*ACTION ITEM*: Scan the records for the string "used"; copy each line where it occurs.
═══ SOURCE MATERIAL
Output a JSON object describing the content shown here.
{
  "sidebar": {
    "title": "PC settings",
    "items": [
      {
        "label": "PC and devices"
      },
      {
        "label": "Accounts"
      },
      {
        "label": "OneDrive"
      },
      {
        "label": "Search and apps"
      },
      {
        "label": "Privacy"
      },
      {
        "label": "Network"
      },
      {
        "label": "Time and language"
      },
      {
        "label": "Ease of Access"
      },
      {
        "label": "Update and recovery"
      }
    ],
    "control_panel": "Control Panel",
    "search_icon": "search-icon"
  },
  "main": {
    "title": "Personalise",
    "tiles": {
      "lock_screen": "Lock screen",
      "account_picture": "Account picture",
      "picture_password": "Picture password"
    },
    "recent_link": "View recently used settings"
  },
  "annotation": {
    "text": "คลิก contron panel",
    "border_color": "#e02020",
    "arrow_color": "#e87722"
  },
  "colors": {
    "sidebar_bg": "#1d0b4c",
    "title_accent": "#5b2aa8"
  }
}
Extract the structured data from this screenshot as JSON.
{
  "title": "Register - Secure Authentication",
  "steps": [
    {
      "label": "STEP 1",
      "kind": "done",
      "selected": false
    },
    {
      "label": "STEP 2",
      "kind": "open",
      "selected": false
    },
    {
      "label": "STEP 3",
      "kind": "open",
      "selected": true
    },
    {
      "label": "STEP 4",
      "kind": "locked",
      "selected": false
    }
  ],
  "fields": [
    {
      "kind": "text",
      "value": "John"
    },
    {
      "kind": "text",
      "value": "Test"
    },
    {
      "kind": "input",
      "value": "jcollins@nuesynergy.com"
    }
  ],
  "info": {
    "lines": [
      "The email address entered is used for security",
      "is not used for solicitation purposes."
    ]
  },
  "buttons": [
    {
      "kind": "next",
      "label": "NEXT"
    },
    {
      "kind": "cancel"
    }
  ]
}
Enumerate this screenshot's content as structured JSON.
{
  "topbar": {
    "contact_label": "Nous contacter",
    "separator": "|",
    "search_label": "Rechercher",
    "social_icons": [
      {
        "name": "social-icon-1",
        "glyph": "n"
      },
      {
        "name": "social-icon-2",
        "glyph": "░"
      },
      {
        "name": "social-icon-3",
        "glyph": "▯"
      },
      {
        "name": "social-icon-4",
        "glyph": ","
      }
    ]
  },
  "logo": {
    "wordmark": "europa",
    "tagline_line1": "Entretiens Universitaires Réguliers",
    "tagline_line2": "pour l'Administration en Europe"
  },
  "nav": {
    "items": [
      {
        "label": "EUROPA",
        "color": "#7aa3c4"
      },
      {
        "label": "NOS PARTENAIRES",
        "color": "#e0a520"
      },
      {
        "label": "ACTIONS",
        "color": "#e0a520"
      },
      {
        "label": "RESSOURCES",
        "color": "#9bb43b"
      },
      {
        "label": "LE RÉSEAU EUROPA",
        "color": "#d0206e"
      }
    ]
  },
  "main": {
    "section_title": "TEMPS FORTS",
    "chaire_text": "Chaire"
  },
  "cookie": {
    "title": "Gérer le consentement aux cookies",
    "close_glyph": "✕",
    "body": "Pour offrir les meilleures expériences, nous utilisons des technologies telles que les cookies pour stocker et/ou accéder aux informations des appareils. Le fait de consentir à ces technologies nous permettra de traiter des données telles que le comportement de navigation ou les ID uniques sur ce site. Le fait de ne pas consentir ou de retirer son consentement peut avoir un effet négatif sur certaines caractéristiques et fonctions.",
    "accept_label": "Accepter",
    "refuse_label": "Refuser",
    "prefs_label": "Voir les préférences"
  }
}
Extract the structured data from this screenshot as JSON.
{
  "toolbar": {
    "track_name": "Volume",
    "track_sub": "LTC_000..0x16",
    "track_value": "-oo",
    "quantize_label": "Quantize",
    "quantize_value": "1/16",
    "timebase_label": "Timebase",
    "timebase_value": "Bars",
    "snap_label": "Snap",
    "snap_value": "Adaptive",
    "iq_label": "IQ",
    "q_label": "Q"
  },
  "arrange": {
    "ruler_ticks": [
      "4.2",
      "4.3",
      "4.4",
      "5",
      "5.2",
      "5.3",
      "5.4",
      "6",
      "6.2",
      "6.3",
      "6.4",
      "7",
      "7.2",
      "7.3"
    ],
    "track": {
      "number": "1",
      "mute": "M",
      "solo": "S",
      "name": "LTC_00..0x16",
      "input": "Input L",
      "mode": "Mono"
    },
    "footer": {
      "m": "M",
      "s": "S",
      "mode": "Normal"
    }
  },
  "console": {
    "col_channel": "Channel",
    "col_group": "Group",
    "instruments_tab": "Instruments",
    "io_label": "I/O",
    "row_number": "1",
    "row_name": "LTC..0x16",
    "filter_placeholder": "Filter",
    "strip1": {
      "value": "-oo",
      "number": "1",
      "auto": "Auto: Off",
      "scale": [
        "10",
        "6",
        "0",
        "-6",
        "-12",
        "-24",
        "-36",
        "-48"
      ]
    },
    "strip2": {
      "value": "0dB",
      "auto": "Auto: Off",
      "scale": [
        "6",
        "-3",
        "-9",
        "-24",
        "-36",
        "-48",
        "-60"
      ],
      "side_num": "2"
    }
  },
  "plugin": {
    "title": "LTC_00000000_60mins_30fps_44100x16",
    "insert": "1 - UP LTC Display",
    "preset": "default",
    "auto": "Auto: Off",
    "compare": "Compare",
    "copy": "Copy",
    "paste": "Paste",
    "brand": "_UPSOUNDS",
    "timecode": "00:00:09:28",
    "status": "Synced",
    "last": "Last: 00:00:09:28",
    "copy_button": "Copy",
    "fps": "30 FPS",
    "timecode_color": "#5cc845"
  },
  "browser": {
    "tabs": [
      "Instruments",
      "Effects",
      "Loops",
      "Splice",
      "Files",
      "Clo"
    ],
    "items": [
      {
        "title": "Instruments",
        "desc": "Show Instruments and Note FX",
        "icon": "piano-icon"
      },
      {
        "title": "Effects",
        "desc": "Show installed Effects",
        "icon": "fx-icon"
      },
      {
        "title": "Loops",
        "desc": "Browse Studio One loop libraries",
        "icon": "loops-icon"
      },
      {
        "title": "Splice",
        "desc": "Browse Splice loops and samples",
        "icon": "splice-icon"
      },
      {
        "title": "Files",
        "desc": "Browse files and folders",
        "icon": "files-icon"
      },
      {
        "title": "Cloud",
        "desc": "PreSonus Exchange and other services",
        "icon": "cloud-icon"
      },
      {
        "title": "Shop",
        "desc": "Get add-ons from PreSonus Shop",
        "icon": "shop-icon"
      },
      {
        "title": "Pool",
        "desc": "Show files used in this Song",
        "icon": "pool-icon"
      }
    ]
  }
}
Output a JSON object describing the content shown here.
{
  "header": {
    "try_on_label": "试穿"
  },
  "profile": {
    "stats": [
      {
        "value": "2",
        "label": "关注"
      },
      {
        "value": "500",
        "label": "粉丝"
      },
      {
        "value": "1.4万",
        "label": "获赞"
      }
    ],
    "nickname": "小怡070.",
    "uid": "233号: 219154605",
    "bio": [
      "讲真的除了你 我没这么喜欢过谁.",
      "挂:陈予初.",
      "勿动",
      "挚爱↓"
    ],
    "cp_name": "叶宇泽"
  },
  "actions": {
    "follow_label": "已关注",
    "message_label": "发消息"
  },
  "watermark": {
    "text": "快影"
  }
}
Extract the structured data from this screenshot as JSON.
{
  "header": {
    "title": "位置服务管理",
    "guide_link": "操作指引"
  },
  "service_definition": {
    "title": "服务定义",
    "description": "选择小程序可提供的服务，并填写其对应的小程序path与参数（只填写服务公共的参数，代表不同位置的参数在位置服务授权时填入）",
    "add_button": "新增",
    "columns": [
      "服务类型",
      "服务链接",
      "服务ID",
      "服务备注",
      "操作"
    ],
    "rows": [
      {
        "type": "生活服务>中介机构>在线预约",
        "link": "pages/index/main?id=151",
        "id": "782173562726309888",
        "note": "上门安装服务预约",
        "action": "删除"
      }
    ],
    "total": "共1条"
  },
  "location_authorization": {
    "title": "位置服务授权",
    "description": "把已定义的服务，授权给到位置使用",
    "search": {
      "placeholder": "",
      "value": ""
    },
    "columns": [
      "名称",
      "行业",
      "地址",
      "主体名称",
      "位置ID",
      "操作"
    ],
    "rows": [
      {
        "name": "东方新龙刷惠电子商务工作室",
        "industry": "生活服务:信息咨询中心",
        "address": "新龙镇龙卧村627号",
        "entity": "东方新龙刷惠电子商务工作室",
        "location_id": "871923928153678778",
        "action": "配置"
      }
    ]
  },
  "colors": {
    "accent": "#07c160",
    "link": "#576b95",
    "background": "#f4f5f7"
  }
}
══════
*SOLUTION FOR THIS EXERCISE*:
    "recent_link": "View recently used settings"
      "The email address entered is used for security",
      "is not used for solicitation purposes."
        "desc": "Show files used in this Song",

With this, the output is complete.